Everyone backs interoperability, but...
The Federal Trade Commission comments on the proposed government roadmap toward health IT interoperability come with a warning.
"FTC staff supports the development of the Roadmap, which lays out a ten-year plan to increase the adoption of interoperable health information technology systems, the staff at the FTC's Office of Policy Planning, Bureau of Competition, Bureau of Consumer Protection, and Bureau of Economics, wrote in an April 3 letter to ONC chief Karen DeSalvo, MD, in an April 3 letter.
The FTC points out that interoperability could foster innovation and competition in the industry.
The advise from one government agency to another – FTC to ONC – is threefold:
- Create a supportive business environment that encourages interoperability.
- Put in place shared governance mechanisms.
- Work on the advancement of technical standards.
"We respectfully suggest that ONC consider how best to promote competition and innovation when taking steps to speed the adoption of interoperability standards in the marketplace, according to FTC officials.
In its 14-page letter, the FTC notes that the commission has experience on matters of competition, innovation, data security,standardization and interoperability, not only in healthcare, but also in other high-tech markets.
The comments from the FTC are in response to ONC’s request for comments on its draft interoperability roadmap.
The document, Connecting Health and Care for the Nation: A Shared Nationwide Interoperability Roadmap Draft Version 1.0 outlines steps "that will enable a majority of individuals and providers across the care continuum to send, receive, find and use a common set of electronic clinical information at the nationwide level by the end of 2017," ONC stated when it released the plan on Jan. 30.
That the ONC is receiving comments from the FTC and from all quarters of healthcare is no surprise. Not only did the ONC ask for public comment, but health IT interoperability has been talked about, worried over and worked upon more than it has ever been in the past 10 years.
Everyone seems to recognize they have a stake.
[See also: 15 interoperability geeks to watch.]
John Loonsk, MD, in his analysis piece published on Healthcare IT News, warned against seven pitfalls as the industry makes its way – yet again – to interoperability, among them reinventing the wheel and trying to rule the road and being distracted by "bright and shiny objects.

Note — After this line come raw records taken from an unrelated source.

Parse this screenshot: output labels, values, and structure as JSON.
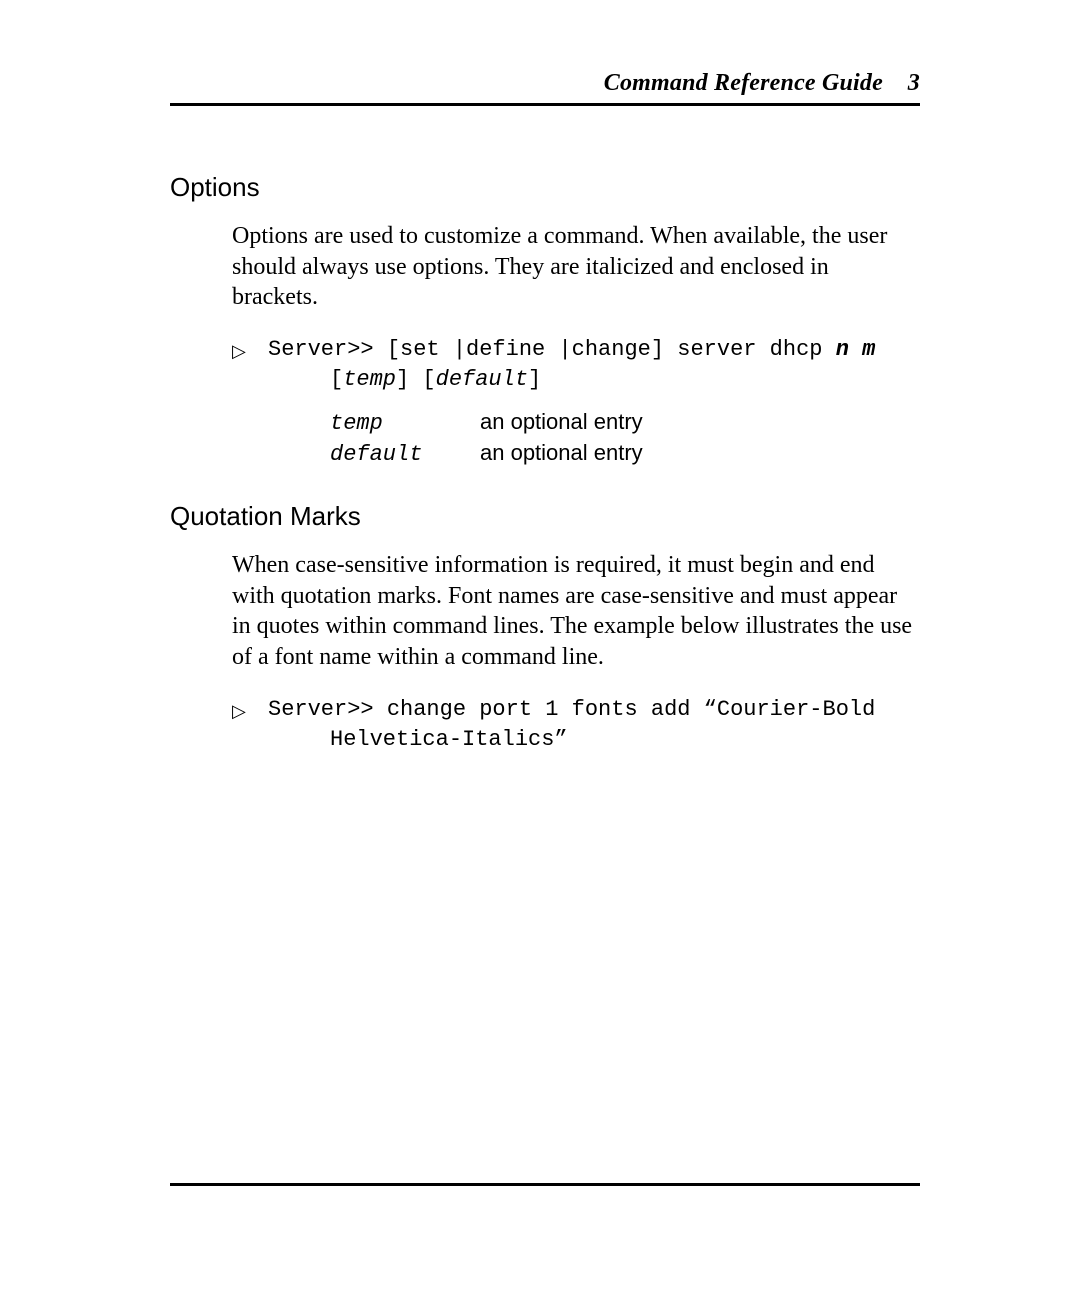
{
  "header": {
    "title": "Command Reference Guide",
    "page_number": "3"
  },
  "sections": {
    "options": {
      "title": "Options",
      "para": "Options are used to customize a command. When available, the user should always use options.  They are italicized and enclosed in brackets.",
      "example": {
        "prefix": "Server>> [set |define |change] server dhcp ",
        "args": "n m",
        "line2_open": "[",
        "line2_a": "temp",
        "line2_mid": "] [",
        "line2_b": "default",
        "line2_close": "]"
      },
      "rows": [
        {
          "term": "temp",
          "desc": "an optional entry"
        },
        {
          "term": "default",
          "desc": "an optional entry"
        }
      ]
    },
    "quotes": {
      "title": "Quotation Marks",
      "para": "When case-sensitive information is required, it must begin and end with quotation marks.  Font names are case-sensitive and must appear in quotes within command lines.  The example below illustrates the use of a font name within a command line.",
      "example_line1": "Server>> change port 1 fonts add “Courier-Bold",
      "example_line2": "Helvetica-Italics”"
    }
  },
  "glyphs": {
    "triangle": "▷"
  }
}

"In the past, interoperability has been forestalled numerous times by folks chasing after the next bright and shiny object on the horizon," Loonsk writes. "It is always nice to think that the next standard or technology will be so great that it will become the “only one” and that consistency and interoperability will ensue. Inevitably though, the new standard and technology does not become the “only one,” but becomes “another one” and for a while at least, the environment is even more complicated."
[Read Loonsk's analysis: 7 traps to skirt on way to interoperability.]
Also, HIMSS does not support the idea, put forth in the roadmap, that individual consent should be required for use or disclosure of information if individual consent is not required under application law. HIMSS also notes that like other critical infrastructures, healthcare is in dire needs support keeping data secure and to be strong in responding to cyber threats.
[See also: HIMSS weighs in on Interoperability Roadmap.]
HIMSS also called for an "end-to-end process to more rapidly advance interoperability," noting progress on interoperability has been so slow in part because of the marketplace's inability to agree on standards and implementation guidance.
WEDI, the Workgroup for Electronic Data Interchange in its letter to ONC, said that while WEDI supported ONC's efforts on interoperability, the roadmap failed to reflect reality on the ground.
"We would urge the roadmap to better reflect the realities, gaps, challenges and opportunities across the current landscape," WEDI wrote.
WEDI also called for a "sustainable and unified national patient matching strategy. The organization also stated that the industry should tackle basic aspects of clinical data exchange that remain unresolved before the more complex capabilities around patient access to health information and individual choice.
Read the FTC letter here.
Read the HIMSS letter to ONC here.
Read WEDI's letter here.